<<<<
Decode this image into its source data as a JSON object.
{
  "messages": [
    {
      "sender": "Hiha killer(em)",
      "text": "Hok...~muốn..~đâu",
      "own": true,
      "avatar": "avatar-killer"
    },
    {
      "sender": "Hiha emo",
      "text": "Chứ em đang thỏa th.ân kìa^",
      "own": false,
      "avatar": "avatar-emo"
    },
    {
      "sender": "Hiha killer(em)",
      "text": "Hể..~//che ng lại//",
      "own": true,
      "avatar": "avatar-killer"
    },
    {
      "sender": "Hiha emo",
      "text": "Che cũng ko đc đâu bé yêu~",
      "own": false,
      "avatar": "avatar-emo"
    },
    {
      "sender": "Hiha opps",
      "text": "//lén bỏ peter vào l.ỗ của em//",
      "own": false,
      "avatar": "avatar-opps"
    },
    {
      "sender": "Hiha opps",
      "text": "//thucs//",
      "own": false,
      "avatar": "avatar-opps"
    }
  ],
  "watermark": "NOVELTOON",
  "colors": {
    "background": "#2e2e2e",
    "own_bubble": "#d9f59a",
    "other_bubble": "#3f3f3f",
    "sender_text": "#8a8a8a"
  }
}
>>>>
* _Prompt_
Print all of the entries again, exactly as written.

* _Output of the task_
Decode this image into its source data as a JSON object.
{
  "messages": [
    {
      "sender": "Hiha killer(em)",
      "text": "Hok...~muốn..~đâu",
      "own": true,
      "avatar": "avatar-killer"
    },
    {
      "sender": "Hiha emo",
      "text": "Chứ em đang thỏa th.ân kìa^",
      "own": false,
      "avatar": "avatar-emo"
    },
    {
      "sender": "Hiha killer(em)",
      "text": "Hể..~//che ng lại//",
      "own": true,
      "avatar": "avatar-killer"
    },
    {
      "sender": "Hiha emo",
      "text": "Che cũng ko đc đâu bé yêu~",
      "own": false,
      "avatar": "avatar-emo"
    },
    {
      "sender": "Hiha opps",
      "text": "//lén bỏ peter vào l.ỗ của em//",
      "own": false,
      "avatar": "avatar-opps"
    },
    {
      "sender": "Hiha opps",
      "text": "//thucs//",
      "own": false,
      "avatar": "avatar-opps"
    }
  ],
  "watermark": "NOVELTOON",
  "colors": {
    "background": "#2e2e2e",
    "own_bubble": "#d9f59a",
    "other_bubble": "#3f3f3f",
    "sender_text": "#8a8a8a"
  }
}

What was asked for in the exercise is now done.